Using the euphemistic “informal payments”, a joint publication of the African Development Bank and the World Health Organization Regional Office for Africa says that “around 1 percent” of people in Botswana reported paying bribes for healthcare.
“Informal payments are cash or material benefits given to healthcare staff to obtain healthcare or special treatment by means or in amounts that are not officially sanctioned. Staff may charge patients for reduced waiting times or access to better treatment. They may also charge fees for drugs and supplies that are supposed to be free. They may charge for making referrals to specialists or other facilities,” says the AfDB and WHO report adding that in extreme cases in countries where more people pay bribes for healthcare, “facilities may demand payment by detaining patients at a facility, even women with newborn infants.”
The latter is certainly not happening in Botswana but on account of its persistently long and unmanageable queues, the country is not spared some of the forms of bribery that the report mentions. At 5 percent, Botswana’s out-of-pocket health spending as percentage of total health expenditure is among the lowest in Africa and necessarily means that some 95 percent of Batswana use public healthcare facilities. Queues at healthcare facilities are among the worst managed in the country and this has created a market for corruption. When the Covid-19 national vaccination programme was rolled out last year and queues were extremely long, there was a newspaper article about a healthcare worker (possibly a nurse) offering vaccines at a fee when the vaccines are actually administered free of charge.
The AfDB/WHO report says that paying bribes for healthcare services creates barriers to healthcare services, primarily among lower income groups; distorts the decisions of staff members in terms of the allocation of resources across services and patients; interferes in the incentive and performance management systems of the formal institutions within which staff are employed; and is usually regressive, with poorer people paying larger shares of their income for healthcare than richer people.
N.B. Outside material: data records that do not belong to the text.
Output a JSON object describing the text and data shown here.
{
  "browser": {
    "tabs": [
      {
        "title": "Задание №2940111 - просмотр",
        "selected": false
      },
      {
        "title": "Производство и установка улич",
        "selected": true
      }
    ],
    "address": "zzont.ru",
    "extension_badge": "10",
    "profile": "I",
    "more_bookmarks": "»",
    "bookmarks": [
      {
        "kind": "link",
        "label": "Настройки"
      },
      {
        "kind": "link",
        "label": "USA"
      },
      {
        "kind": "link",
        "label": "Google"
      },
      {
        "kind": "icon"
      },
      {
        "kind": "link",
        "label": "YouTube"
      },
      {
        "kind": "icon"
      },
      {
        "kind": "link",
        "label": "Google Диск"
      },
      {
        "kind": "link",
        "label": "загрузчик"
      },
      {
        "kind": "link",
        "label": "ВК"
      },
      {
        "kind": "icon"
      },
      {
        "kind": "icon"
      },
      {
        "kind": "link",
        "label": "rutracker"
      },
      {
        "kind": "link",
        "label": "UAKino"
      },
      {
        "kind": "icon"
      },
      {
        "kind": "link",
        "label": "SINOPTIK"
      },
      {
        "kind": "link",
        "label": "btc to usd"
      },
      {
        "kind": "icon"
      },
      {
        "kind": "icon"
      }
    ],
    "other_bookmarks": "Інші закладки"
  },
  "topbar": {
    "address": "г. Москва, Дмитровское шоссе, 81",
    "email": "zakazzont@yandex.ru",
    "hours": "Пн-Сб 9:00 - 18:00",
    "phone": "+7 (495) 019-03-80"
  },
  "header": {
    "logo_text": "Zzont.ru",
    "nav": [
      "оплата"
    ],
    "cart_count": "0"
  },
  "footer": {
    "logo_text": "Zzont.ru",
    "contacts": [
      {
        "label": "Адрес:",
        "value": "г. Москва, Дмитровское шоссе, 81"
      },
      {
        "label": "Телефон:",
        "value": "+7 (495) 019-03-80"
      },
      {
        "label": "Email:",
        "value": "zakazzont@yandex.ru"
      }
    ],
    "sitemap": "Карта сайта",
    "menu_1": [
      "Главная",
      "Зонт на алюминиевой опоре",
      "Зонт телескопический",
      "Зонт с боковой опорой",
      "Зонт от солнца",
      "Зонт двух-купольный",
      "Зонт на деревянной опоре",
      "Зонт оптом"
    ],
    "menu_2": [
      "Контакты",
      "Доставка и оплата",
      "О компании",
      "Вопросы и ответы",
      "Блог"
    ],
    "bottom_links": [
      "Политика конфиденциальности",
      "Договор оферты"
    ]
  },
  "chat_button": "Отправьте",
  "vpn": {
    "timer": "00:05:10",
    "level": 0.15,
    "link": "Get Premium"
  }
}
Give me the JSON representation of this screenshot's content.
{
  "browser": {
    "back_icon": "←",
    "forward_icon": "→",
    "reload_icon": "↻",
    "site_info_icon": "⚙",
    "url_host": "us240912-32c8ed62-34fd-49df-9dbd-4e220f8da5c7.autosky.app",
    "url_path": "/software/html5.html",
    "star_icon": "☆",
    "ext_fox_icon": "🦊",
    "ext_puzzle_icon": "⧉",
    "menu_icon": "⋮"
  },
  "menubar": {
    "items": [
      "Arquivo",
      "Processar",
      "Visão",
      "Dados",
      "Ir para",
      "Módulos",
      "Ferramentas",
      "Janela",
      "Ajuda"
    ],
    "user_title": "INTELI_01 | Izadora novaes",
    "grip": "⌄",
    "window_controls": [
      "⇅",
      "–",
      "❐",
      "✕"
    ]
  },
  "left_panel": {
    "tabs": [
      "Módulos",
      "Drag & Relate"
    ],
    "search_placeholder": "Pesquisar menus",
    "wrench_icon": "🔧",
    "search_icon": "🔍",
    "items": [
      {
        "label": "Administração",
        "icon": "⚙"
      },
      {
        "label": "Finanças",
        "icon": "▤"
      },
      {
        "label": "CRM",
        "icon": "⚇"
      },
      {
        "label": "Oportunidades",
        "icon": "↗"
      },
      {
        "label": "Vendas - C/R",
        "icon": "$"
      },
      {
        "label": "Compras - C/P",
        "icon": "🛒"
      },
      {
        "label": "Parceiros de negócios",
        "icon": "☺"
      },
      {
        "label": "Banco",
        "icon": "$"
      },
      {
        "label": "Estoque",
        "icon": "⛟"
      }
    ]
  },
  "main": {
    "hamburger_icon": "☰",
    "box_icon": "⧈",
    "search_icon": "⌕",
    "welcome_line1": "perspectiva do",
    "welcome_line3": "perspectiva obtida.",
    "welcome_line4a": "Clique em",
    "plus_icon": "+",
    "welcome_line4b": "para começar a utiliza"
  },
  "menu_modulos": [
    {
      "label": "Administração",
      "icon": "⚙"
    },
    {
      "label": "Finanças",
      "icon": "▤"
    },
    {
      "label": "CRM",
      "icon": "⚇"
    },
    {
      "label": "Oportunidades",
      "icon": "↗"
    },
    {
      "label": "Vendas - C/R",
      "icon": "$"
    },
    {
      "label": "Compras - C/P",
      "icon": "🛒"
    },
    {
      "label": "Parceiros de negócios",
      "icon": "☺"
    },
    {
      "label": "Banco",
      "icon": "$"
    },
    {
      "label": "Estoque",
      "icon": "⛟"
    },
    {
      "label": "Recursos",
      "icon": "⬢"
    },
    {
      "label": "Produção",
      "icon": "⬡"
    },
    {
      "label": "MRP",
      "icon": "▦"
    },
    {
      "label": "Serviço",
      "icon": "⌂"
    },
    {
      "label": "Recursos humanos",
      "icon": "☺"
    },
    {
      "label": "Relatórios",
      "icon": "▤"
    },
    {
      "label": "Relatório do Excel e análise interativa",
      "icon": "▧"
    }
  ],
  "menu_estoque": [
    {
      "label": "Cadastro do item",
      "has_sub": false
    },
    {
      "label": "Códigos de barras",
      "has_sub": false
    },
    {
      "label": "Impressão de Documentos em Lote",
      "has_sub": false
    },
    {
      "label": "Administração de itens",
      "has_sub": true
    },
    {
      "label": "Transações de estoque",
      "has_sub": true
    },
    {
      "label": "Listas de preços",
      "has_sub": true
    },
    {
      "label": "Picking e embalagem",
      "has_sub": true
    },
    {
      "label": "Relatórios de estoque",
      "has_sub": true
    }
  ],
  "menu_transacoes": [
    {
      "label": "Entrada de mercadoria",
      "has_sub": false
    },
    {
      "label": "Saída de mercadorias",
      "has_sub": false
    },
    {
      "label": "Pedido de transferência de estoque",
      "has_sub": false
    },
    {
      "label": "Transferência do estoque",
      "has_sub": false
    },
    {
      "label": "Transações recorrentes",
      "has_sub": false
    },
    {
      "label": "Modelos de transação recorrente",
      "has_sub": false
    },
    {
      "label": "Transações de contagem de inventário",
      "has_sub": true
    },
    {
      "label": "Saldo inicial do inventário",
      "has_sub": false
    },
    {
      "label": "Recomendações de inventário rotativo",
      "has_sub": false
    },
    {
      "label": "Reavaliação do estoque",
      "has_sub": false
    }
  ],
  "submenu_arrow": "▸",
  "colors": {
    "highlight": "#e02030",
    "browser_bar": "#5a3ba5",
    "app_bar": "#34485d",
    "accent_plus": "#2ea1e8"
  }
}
In a different context, Covid-19 bred a species of crime that thrives in the health sector. The government has poured hundreds of millions of pula into the Ministry of Health and Wellness to help fight the pandemic but some of that money has either been mismanaged or criminally tricked out of the government system. One result has been the emergence of what has been referred to as “Covid-19 millionaires” who got filthy rich off the pandemic budget. Last year, the government ordered an audit into Covid-19 expenditure and the resulting report exposed what can be classified as financial mismanagement. Audit reports are typically edited by the powers-that-be who typically edit out what is downright criminal. The latter would certainly have happened with the Covid-19 audit report.